Assignment>
Give every line of the listing back, exactly as written.
━━━ Data under study
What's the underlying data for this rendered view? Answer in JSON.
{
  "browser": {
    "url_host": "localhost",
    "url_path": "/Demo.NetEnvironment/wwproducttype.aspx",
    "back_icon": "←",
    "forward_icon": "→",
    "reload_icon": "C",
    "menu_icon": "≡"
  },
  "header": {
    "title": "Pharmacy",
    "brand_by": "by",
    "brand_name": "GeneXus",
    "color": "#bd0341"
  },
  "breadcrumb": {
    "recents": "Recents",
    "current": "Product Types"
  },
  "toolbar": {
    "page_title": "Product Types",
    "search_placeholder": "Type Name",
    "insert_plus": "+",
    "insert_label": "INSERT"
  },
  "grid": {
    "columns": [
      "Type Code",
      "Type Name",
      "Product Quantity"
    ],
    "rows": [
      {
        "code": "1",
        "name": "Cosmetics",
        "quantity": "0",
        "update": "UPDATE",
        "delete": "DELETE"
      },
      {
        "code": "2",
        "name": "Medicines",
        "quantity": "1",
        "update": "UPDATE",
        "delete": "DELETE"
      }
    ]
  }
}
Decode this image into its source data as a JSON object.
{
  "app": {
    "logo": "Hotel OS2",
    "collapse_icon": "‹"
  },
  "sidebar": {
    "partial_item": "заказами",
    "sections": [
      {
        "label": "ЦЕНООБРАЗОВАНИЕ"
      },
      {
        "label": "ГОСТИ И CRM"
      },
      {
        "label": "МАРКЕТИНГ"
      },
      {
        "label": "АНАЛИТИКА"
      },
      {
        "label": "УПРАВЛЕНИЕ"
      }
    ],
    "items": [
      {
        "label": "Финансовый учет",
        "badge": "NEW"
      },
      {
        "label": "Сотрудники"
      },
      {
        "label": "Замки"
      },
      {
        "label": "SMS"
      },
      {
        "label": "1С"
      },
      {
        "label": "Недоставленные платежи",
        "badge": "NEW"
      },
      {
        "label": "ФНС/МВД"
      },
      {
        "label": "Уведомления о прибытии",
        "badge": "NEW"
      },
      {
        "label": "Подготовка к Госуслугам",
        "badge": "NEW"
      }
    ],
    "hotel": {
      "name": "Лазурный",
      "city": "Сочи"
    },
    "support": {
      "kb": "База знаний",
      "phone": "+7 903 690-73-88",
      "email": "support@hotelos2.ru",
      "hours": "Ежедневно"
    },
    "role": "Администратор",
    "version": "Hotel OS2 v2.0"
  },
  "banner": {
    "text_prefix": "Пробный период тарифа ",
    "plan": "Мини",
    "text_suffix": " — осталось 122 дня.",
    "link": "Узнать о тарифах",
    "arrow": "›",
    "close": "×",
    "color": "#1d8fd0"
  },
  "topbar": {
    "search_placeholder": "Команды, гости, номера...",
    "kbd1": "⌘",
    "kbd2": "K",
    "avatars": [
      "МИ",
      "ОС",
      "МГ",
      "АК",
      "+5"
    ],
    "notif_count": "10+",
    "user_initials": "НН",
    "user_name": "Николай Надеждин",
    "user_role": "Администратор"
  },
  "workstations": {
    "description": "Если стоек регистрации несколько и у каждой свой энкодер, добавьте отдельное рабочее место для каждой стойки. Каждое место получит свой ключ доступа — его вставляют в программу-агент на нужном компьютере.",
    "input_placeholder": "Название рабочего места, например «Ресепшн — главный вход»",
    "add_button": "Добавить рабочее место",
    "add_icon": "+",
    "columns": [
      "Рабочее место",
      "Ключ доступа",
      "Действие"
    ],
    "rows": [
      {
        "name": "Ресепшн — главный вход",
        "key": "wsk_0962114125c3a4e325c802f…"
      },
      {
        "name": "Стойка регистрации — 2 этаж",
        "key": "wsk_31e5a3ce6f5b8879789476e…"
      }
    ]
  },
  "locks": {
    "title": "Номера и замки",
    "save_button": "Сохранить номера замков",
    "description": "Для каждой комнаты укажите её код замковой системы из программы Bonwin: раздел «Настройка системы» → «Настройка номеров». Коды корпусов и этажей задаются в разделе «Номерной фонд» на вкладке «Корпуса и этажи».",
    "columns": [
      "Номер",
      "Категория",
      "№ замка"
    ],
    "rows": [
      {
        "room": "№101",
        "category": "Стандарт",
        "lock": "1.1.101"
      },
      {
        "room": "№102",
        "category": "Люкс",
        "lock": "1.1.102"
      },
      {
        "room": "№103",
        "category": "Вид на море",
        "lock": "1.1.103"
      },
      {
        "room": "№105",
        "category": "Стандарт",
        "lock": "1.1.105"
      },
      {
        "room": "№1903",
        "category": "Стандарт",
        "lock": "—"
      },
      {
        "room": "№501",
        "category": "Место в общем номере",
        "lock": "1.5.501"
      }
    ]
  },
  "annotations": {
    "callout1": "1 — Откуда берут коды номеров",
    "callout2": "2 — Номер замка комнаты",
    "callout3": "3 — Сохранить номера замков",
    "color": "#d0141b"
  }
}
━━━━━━
Response to this exercise>
What's the underlying data for this rendered view? Answer in JSON.
{
  "browser": {
    "url_host": "localhost",
    "url_path": "/Demo.NetEnvironment/wwproducttype.aspx",
    "back_icon": "←",
    "forward_icon": "→",
    "reload_icon": "C",
    "menu_icon": "≡"
  },
  "header": {
    "title": "Pharmacy",
    "brand_by": "by",
    "brand_name": "GeneXus",
    "color": "#bd0341"
  },
  "breadcrumb": {
    "recents": "Recents",
    "current": "Product Types"
  },
  "toolbar": {
    "page_title": "Product Types",
    "search_placeholder": "Type Name",
    "insert_plus": "+",
    "insert_label": "INSERT"
  },
  "grid": {
    "columns": [
      "Type Code",
      "Type Name",
      "Product Quantity"
    ],
    "rows": [
      {
        "code": "1",
        "name": "Cosmetics",
        "quantity": "0",
        "update": "UPDATE",
        "delete": "DELETE"
      },
      {
        "code": "2",
        "name": "Medicines",
        "quantity": "1",
        "update": "UPDATE",
        "delete": "DELETE"
      }
    ]
  }
}
Decode this image into its source data as a JSON object.
{
  "app": {
    "logo": "Hotel OS2",
    "collapse_icon": "‹"
  },
  "sidebar": {
    "partial_item": "заказами",
    "sections": [
      {
        "label": "ЦЕНООБРАЗОВАНИЕ"
      },
      {
        "label": "ГОСТИ И CRM"
      },
      {
        "label": "МАРКЕТИНГ"
      },
      {
        "label": "АНАЛИТИКА"
      },
      {
        "label": "УПРАВЛЕНИЕ"
      }
    ],
    "items": [
      {
        "label": "Финансовый учет",
        "badge": "NEW"
      },
      {
        "label": "Сотрудники"
      },
      {
        "label": "Замки"
      },
      {
        "label": "SMS"
      },
      {
        "label": "1С"
      },
      {
        "label": "Недоставленные платежи",
        "badge": "NEW"
      },
      {
        "label": "ФНС/МВД"
      },
      {
        "label": "Уведомления о прибытии",
        "badge": "NEW"
      },
      {
        "label": "Подготовка к Госуслугам",
        "badge": "NEW"
      }
    ],
    "hotel": {
      "name": "Лазурный",
      "city": "Сочи"
    },
    "support": {
      "kb": "База знаний",
      "phone": "+7 903 690-73-88",
      "email": "support@hotelos2.ru",
      "hours": "Ежедневно"
    },
    "role": "Администратор",
    "version": "Hotel OS2 v2.0"
  },
  "banner": {
    "text_prefix": "Пробный период тарифа ",
    "plan": "Мини",
    "text_suffix": " — осталось 122 дня.",
    "link": "Узнать о тарифах",
    "arrow": "›",
    "close": "×",
    "color": "#1d8fd0"
  },
  "topbar": {
    "search_placeholder": "Команды, гости, номера...",
    "kbd1": "⌘",
    "kbd2": "K",
    "avatars": [
      "МИ",
      "ОС",
      "МГ",
      "АК",
      "+5"
    ],
    "notif_count": "10+",
    "user_initials": "НН",
    "user_name": "Николай Надеждин",
    "user_role": "Администратор"
  },
  "workstations": {
    "description": "Если стоек регистрации несколько и у каждой свой энкодер, добавьте отдельное рабочее место для каждой стойки. Каждое место получит свой ключ доступа — его вставляют в программу-агент на нужном компьютере.",
    "input_placeholder": "Название рабочего места, например «Ресепшн — главный вход»",
    "add_button": "Добавить рабочее место",
    "add_icon": "+",
    "columns": [
      "Рабочее место",
      "Ключ доступа",
      "Действие"
    ],
    "rows": [
      {
        "name": "Ресепшн — главный вход",
        "key": "wsk_0962114125c3a4e325c802f…"
      },
      {
        "name": "Стойка регистрации — 2 этаж",
        "key": "wsk_31e5a3ce6f5b8879789476e…"
      }
    ]
  },
  "locks": {
    "title": "Номера и замки",
    "save_button": "Сохранить номера замков",
    "description": "Для каждой комнаты укажите её код замковой системы из программы Bonwin: раздел «Настройка системы» → «Настройка номеров». Коды корпусов и этажей задаются в разделе «Номерной фонд» на вкладке «Корпуса и этажи».",
    "columns": [
      "Номер",
      "Категория",
      "№ замка"
    ],
    "rows": [
      {
        "room": "№101",
        "category": "Стандарт",
        "lock": "1.1.101"
      },
      {
        "room": "№102",
        "category": "Люкс",
        "lock": "1.1.102"
      },
      {
        "room": "№103",
        "category": "Вид на море",
        "lock": "1.1.103"
      },
      {
        "room": "№105",
        "category": "Стандарт",
        "lock": "1.1.105"
      },
      {
        "room": "№1903",
        "category": "Стандарт",
        "lock": "—"
      },
      {
        "room": "№501",
        "category": "Место в общем номере",
        "lock": "1.5.501"
      }
    ]
  },
  "annotations": {
    "callout1": "1 — Откуда берут коды номеров",
    "callout2": "2 — Номер замка комнаты",
    "callout3": "3 — Сохранить номера замков",
    "color": "#d0141b"
  }
}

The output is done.